The entries below are to be returned as written, with all pictures dropped.

+++

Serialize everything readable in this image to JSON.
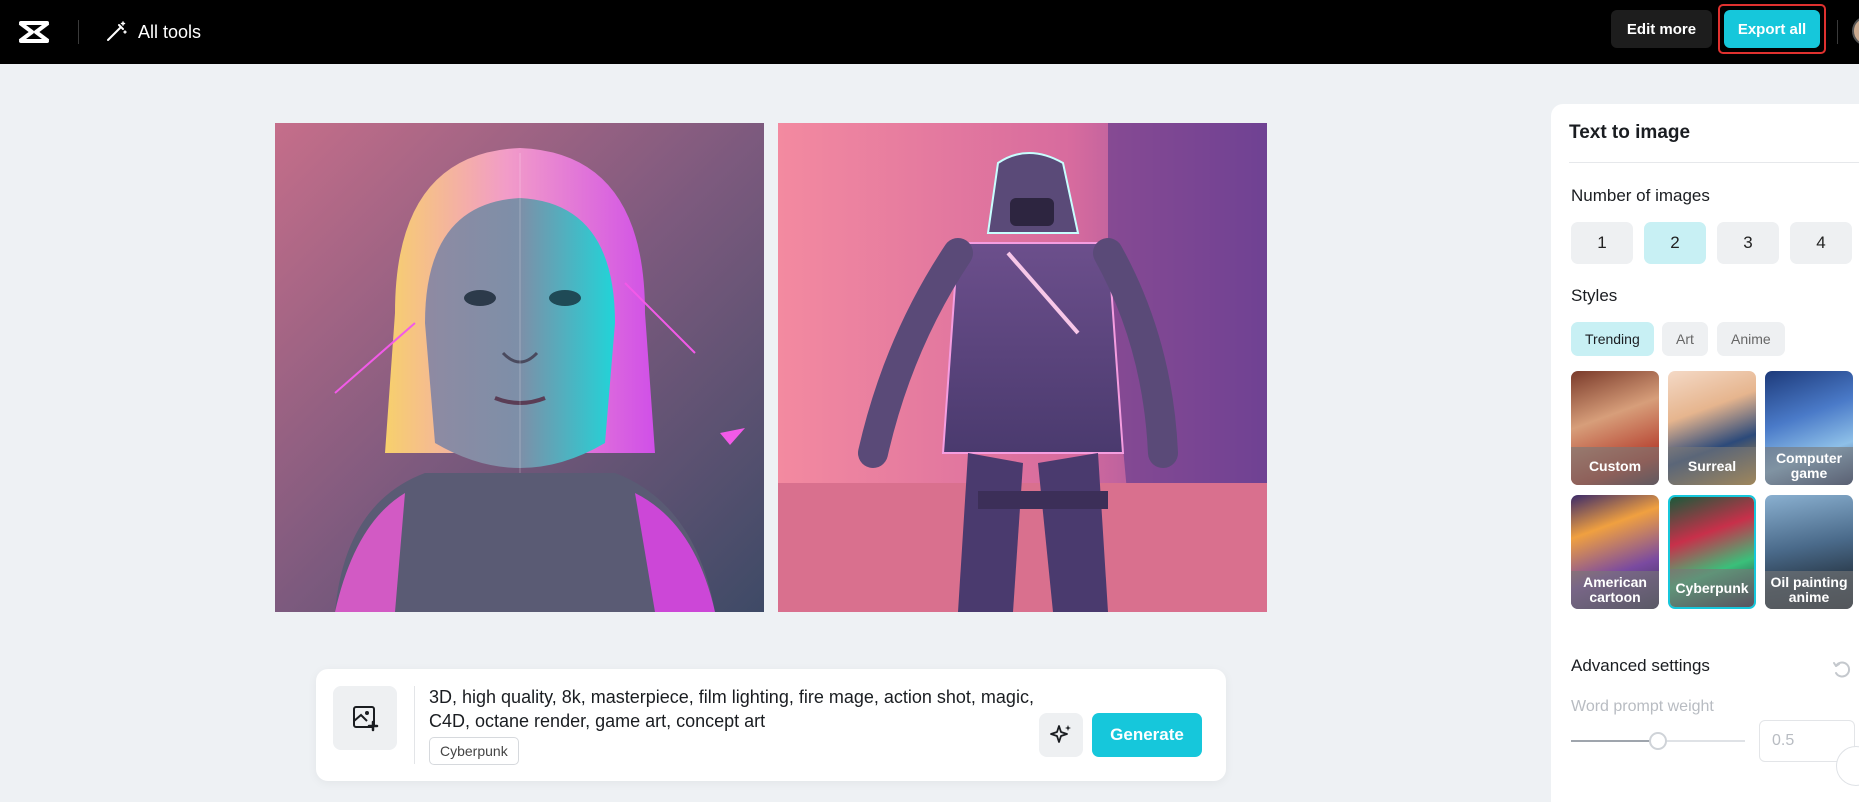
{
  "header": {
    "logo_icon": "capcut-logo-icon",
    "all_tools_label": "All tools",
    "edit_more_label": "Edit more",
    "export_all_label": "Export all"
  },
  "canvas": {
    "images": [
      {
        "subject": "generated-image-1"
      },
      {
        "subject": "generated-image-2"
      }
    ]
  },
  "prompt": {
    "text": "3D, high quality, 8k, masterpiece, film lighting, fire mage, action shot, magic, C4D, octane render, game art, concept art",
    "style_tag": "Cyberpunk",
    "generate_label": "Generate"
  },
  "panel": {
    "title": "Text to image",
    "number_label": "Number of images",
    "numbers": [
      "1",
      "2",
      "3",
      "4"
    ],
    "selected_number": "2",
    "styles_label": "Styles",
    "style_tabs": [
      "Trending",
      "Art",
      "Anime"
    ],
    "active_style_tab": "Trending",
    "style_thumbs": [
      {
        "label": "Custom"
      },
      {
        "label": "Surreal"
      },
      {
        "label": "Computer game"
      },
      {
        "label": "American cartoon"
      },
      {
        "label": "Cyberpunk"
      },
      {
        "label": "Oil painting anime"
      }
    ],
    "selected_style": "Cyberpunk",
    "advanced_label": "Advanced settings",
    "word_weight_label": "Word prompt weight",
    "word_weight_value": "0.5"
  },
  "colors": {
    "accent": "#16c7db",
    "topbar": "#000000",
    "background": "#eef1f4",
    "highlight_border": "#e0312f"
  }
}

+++

__Task solution__.
Serialize everything readable in this image to JSON.
{
  "header": {
    "logo_icon": "capcut-logo-icon",
    "all_tools_label": "All tools",
    "edit_more_label": "Edit more",
    "export_all_label": "Export all"
  },
  "canvas": {
    "images": [
      {
        "subject": "generated-image-1"
      },
      {
        "subject": "generated-image-2"
      }
    ]
  },
  "prompt": {
    "text": "3D, high quality, 8k, masterpiece, film lighting, fire mage, action shot, magic, C4D, octane render, game art, concept art",
    "style_tag": "Cyberpunk",
    "generate_label": "Generate"
  },
  "panel": {
    "title": "Text to image",
    "number_label": "Number of images",
    "numbers": [
      "1",
      "2",
      "3",
      "4"
    ],
    "selected_number": "2",
    "styles_label": "Styles",
    "style_tabs": [
      "Trending",
      "Art",
      "Anime"
    ],
    "active_style_tab": "Trending",
    "style_thumbs": [
      {
        "label": "Custom"
      },
      {
        "label": "Surreal"
      },
      {
        "label": "Computer game"
      },
      {
        "label": "American cartoon"
      },
      {
        "label": "Cyberpunk"
      },
      {
        "label": "Oil painting anime"
      }
    ],
    "selected_style": "Cyberpunk",
    "advanced_label": "Advanced settings",
    "word_weight_label": "Word prompt weight",
    "word_weight_value": "0.5"
  },
  "colors": {
    "accent": "#16c7db",
    "topbar": "#000000",
    "background": "#eef1f4",
    "highlight_border": "#e0312f"
  }
}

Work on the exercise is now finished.